(Assignment): Go through the data below. List every line that holds the word "this".
======== Input data ========
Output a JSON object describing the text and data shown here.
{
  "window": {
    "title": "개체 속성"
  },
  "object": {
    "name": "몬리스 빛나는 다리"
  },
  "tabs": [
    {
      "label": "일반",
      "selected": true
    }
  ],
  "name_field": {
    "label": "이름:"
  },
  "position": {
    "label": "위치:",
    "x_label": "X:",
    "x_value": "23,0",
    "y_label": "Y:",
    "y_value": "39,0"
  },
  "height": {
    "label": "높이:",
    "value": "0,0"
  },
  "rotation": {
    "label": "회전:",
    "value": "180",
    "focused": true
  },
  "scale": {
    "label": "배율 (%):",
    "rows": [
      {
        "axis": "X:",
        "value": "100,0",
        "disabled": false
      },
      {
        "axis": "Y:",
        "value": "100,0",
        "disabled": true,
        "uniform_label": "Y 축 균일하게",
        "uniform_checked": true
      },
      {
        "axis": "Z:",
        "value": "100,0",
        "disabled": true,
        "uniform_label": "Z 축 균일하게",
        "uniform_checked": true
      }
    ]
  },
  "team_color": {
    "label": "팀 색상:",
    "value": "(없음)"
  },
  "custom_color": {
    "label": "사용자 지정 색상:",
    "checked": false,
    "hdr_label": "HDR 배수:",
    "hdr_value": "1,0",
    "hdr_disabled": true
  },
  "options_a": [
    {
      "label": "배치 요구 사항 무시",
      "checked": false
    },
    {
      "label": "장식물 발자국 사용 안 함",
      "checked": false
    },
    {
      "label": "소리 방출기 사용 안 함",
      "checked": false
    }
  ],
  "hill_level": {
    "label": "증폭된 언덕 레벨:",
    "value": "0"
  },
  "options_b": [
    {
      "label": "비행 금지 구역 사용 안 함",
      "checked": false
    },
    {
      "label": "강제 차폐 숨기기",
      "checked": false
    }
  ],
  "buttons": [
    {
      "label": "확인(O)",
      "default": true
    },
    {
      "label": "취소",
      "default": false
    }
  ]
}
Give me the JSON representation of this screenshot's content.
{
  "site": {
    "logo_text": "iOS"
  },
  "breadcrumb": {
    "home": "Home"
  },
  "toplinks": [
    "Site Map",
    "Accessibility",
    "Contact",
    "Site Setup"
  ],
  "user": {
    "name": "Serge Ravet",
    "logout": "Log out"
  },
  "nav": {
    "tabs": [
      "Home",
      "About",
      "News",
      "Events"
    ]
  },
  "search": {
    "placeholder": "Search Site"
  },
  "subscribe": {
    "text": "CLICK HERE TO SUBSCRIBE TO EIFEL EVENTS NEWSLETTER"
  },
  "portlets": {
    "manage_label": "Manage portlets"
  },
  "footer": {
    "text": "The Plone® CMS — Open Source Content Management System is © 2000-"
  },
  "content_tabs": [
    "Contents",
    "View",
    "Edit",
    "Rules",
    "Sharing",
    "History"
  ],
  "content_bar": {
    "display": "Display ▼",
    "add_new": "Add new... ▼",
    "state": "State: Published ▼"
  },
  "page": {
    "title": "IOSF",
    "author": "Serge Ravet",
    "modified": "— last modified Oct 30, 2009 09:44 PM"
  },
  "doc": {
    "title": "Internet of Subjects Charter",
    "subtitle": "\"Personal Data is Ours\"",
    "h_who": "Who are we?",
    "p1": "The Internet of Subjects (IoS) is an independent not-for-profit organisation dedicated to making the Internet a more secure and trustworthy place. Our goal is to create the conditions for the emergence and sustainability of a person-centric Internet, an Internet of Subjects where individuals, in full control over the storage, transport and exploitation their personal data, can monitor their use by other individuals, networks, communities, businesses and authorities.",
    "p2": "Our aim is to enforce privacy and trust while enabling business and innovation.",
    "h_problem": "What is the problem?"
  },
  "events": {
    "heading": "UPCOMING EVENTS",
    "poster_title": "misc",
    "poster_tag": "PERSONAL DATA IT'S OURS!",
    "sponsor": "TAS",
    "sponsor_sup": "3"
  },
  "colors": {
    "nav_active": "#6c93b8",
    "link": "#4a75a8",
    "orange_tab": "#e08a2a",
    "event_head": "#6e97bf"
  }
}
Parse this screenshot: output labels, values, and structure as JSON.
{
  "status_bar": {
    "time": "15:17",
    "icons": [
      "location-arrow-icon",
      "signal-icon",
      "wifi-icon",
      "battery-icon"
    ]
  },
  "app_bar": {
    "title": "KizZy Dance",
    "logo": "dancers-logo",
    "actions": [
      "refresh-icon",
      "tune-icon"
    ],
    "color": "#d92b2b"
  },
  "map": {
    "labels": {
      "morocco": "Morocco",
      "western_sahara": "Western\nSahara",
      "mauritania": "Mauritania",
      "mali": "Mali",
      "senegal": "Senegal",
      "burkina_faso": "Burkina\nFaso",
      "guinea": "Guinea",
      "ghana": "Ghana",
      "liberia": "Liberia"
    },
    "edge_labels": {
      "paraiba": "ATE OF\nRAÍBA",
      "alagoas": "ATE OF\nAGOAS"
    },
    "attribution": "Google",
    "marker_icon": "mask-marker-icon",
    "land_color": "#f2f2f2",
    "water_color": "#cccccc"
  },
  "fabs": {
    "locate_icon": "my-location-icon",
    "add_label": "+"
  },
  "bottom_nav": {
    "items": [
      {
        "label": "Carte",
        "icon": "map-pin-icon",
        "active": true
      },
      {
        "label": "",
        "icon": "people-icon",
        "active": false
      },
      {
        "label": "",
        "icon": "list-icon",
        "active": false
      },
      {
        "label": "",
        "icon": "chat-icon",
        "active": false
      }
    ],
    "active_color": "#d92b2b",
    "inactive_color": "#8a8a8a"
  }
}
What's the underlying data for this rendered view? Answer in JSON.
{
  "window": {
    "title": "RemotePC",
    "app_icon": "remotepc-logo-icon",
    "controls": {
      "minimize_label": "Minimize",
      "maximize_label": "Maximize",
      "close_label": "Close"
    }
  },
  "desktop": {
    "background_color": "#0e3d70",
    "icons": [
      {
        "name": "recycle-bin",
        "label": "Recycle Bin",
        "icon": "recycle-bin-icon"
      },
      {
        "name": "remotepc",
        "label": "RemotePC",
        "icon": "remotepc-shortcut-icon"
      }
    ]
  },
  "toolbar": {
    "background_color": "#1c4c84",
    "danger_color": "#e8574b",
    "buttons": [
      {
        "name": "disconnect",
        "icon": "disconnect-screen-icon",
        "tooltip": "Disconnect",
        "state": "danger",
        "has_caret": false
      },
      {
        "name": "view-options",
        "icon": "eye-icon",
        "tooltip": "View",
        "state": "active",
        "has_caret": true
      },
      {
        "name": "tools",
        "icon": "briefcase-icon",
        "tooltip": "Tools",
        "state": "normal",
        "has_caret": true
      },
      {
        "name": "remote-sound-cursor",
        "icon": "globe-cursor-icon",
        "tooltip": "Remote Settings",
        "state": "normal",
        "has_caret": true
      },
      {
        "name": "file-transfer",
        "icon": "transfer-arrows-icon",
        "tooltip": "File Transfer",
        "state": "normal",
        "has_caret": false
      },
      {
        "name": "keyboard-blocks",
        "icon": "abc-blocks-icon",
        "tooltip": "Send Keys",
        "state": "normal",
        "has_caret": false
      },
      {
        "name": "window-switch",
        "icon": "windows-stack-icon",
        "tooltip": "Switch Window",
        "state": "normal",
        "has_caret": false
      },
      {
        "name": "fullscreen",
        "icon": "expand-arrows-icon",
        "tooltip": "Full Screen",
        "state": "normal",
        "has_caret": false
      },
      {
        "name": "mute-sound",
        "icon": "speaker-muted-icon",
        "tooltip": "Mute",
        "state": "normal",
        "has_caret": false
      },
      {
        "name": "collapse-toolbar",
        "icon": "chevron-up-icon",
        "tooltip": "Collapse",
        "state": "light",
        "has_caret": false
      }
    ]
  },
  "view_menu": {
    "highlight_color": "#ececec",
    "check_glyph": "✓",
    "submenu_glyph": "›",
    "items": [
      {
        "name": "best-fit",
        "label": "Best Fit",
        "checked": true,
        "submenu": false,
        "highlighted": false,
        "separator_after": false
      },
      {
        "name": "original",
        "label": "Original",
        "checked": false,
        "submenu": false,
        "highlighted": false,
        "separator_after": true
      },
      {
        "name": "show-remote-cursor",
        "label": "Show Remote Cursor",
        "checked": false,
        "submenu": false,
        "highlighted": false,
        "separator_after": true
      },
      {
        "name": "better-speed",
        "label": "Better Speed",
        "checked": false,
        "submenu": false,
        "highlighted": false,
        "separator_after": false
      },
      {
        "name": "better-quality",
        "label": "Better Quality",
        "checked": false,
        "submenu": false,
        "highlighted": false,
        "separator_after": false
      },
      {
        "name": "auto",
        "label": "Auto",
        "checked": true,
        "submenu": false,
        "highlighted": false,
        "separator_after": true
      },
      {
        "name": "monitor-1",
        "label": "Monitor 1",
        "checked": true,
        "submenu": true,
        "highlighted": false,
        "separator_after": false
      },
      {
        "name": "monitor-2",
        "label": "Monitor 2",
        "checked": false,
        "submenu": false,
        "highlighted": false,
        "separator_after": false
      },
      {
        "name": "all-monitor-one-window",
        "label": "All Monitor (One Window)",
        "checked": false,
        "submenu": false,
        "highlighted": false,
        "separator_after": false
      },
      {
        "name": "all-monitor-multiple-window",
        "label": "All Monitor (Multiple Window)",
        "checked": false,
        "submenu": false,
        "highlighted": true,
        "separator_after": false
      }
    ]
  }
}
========
(Task result):
Give me the JSON representation of this screenshot's content.
Parse this screenshot: output labels, values, and structure as JSON.
What's the underlying data for this rendered view? Answer in JSON.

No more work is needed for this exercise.